*Problem statement*: Consider the material that follows. How many of its lines contain "kind"? Reply with the number alone.

*Listed entries*:
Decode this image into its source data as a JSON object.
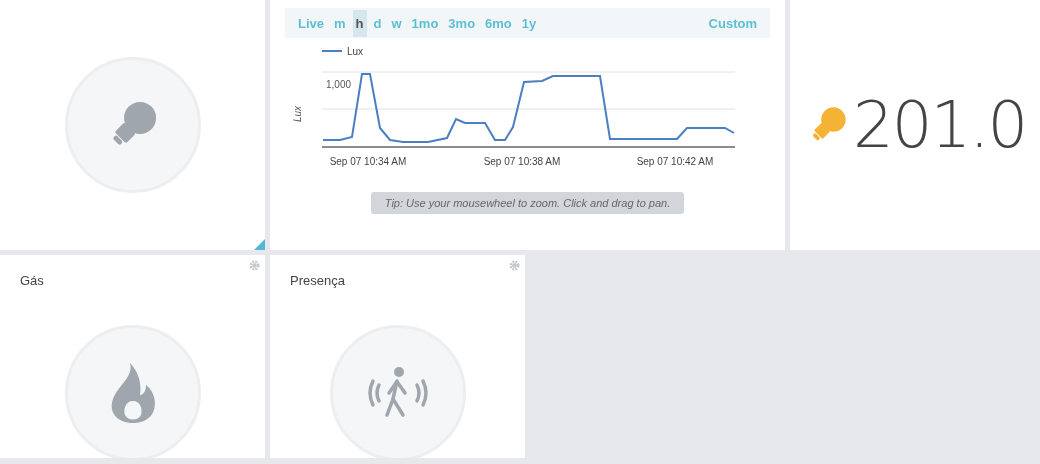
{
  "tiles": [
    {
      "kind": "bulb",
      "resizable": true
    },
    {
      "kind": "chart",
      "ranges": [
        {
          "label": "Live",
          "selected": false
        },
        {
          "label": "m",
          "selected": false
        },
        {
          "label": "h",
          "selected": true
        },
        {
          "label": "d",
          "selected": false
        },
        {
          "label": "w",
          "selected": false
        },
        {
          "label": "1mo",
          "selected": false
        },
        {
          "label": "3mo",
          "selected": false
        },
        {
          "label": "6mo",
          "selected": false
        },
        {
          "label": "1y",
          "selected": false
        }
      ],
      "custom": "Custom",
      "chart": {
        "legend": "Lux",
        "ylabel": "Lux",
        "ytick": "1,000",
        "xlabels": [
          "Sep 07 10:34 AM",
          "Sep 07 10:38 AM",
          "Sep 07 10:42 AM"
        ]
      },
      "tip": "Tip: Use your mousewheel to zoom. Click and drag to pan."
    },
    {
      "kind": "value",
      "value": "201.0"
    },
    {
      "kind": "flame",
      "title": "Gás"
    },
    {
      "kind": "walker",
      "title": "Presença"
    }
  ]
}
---
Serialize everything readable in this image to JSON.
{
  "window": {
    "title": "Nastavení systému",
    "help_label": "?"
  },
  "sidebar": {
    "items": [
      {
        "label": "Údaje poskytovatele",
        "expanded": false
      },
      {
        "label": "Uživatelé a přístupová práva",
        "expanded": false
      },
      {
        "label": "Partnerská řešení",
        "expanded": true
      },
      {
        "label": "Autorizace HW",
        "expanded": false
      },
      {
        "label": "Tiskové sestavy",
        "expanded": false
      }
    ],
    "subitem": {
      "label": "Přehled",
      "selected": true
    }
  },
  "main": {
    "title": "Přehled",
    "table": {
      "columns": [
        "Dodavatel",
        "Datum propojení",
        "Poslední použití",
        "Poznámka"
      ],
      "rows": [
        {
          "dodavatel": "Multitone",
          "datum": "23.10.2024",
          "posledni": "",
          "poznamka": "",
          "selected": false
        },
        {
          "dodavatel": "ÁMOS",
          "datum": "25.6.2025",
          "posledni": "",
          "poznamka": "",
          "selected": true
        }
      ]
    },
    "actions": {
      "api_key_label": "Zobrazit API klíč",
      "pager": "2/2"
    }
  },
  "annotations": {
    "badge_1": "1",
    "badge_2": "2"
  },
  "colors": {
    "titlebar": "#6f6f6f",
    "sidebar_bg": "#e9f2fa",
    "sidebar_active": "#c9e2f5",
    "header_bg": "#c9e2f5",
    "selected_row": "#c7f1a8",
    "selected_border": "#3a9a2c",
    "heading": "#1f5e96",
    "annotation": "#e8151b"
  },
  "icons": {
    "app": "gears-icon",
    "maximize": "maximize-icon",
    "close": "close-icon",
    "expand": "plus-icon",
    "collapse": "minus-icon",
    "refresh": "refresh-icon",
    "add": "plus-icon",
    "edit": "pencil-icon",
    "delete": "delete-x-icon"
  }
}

*Your response*: 5